New Delhi, Jan 2: The Indian Navy is set to “very soon”issue a RfP (Request for Proposal or tender) for a new line of six submarines with AIP (Air Independent Propulsion) capability.
The requirement has been pending for quite a few years but the proposal for the new line, designated Project 75-I, has now being given firm clearance by the government, according to Indian Navy chief, Admiral D.K. Joshi.
Asked how soon is “very soon,” the naval chief told India Strategic defence magazine (www.indiastrategic.in) that the Defence Acquisition Committee (DAC) had already cleared a note on Acceptance of Necessity (AON), the navy had finalized the RfP and it was in its last stage of formalities for clearance in the defence ministry.
As per procedures, depending on the money involved, AON has to be cleared by a competent authority. If the requirement involves more than Rs.1,000 crores ($200 million ), then it is by the DAC, headed by the defence minister. The approval was accorded just before the Navy Day on December 4, 2012.
AIP increases the mission life of a submarine by around three times, depending upon the task and parameters required. The capability enables a submarine to generate air onboard without the need to surface for breathing to recharge its batteries.
At present, none of the Indian submarines have this capability, and some of them can only be under water for only three to five days. The existing fleet of 14 diesel-electric submarines is rather weak despite the periodic upgrades, although some newer EW (Electronic Warfare) systems have been installed.
Submarines are about staying underwater as long as possible, and that is why nuclear power is used to keep them submerged for around three months, or to the limits of human endurance.
The new Project 75-I submarines should be huge in value, estimated at around $10 billion-plus, depending upon the offsets and transfer of technology (ToT).
At present, six new Scorpenes under Project 75 are being built for more than 5% billion (Rs 23,562 crore) by the state-run Mazagon Dock Ltd. (MDL) under licence from the French DCNS company.

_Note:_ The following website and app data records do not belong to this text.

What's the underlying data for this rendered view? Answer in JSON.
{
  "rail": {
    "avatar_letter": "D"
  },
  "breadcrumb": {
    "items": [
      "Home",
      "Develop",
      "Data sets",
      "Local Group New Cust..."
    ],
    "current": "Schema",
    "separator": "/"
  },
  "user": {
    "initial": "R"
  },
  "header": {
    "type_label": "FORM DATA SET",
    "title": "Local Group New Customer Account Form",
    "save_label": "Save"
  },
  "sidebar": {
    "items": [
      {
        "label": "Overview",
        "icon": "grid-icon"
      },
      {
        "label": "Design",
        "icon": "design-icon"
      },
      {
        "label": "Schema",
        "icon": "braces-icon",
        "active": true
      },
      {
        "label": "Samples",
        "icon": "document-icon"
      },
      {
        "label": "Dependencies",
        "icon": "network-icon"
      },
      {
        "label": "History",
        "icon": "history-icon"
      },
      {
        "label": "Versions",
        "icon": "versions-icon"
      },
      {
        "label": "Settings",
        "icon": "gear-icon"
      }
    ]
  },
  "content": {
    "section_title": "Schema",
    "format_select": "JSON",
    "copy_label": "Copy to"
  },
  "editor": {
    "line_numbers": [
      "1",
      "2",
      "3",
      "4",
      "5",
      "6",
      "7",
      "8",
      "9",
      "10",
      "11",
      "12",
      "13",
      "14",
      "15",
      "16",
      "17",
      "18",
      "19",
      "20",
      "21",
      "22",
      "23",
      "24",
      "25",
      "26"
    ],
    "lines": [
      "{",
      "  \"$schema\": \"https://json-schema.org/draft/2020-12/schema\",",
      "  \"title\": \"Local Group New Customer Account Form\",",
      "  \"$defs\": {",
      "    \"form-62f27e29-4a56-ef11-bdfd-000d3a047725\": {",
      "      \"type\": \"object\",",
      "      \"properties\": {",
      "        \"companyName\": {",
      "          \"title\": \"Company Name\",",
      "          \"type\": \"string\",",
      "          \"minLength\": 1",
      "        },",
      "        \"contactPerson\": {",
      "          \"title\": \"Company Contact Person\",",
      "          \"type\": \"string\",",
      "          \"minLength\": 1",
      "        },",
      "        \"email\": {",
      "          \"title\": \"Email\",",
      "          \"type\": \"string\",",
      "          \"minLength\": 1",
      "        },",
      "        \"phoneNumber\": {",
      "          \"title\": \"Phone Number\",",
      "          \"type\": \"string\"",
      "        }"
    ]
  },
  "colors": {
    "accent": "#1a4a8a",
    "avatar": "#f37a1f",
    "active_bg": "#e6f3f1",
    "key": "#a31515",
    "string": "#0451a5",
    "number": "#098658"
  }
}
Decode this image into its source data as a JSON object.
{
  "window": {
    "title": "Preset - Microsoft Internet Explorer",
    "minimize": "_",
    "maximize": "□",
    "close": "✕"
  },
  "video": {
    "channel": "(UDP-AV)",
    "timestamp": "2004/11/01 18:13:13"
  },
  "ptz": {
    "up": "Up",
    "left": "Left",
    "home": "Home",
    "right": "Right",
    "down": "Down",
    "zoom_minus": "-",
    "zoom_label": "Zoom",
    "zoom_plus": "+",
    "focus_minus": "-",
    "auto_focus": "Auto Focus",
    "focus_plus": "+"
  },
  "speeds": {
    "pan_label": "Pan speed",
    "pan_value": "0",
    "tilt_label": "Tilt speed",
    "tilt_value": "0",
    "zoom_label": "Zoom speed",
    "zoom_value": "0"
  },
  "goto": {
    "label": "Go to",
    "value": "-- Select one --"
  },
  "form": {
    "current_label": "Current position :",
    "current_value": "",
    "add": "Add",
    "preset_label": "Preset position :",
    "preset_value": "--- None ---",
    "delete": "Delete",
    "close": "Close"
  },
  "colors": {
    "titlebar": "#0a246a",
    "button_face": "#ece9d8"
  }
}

MDL is also hoping to get the new Project 75-I line but it has substantial work in hand for years – 14 ships in addition to the six Scorpenes. The experience gained in building the Scorpenes though should be extremely useful and must not get wasted.
AIP is also being considered for the last two of the existing line of Scorpenes by installing plugs – about eight meters in length and the same diameter as that of the submarine. Admiral Joshi said that the (Defence Research and Development Organisation) DRDO was working on building these plugs, but that if this entailed delay, “we will not wait”.
The Scorpene project is already late by three years, with the first submarine scheduled to be out in June 2015 – instead of 2012 – and the last in September 2018.
DCNS has offered to build the plugs and some negotiations have taken place with it. Nonetheless, DRDO’s Naval Materials Research Laboratory (NMRL) at Ambernath in Maharashtra is working on the project to bring in some indigenous capability and content.
About the Project 75-I, defence ministry sources said that its Department of Defence Production was working on fine-tuning some features like Who-Will-Do-What among the Indian shipyards and the suppliers in terms of sub-systems and weapons. Details on offsets and ToT, which have a sizeable bearing on the costs, are also being given the last touches.
Notably, the defence offsets policy mandates a minimum investment of 30 percent to be put back in a related defence industrial venture in India, but in the biggest defence contract that is now being negotiated for the French Rafale Multi Role Combat Aircraft (MRCA), this figure is 50 percent.
As per indications, the RfP for the submarines should be out even in January 2013, or latest by March before the financial year 2012-13 ends.
The Indian Navy’s current fleet of conventional diesel-electric submarines is quite old.
There are four HDW Shishumar class submarines acquired from Germany and 10 Kilo Sindhughosh class from Russia, both from 1986 onwards. The service life of a submarine is estimated at around 20 years, but because of political indecision after the allegations over the purchase of Bofors guns from Sweden, the modernization process of the Navy – along with that of the Army and Indian Air Force – suffered.
In 1998, the then naval chief, Admiral Vishnu Bhagwat, projected a requirement of a 24-submarine fleet in the navy’s long-term vision for 30 years. In 1999, the Cabinet Committee on Security (CCS) – the apex body headed by the prime minister – approved the plan for their indigenous construction in two lines.
The Scorpenes are being built in India to gain experience and indigenous support capability. India had gained some earlier with the induction of HDW boats but as there was no follow-on programme, that experience was lost and all those involved in the project have retired.
The only direct submarine acquisition of the Indian Navy after the HDW and Kilo submarines is that of the single nuclear power attack submarine (SSN) INS Chakra from Russia in 2012. There are also some technical issues with it, and during his recent to New Delhi, Russian President Vladimir Putin promised to have them sorted out ASAP.
An SSN is a nuclear propelled but not nuclear armed submarine. The conventionally-powered diesel electric submarines are knows as the SSK class.
(Gulshan Luthra writes on strategic affairs. He can be contacted at firstname.lastname@example.org)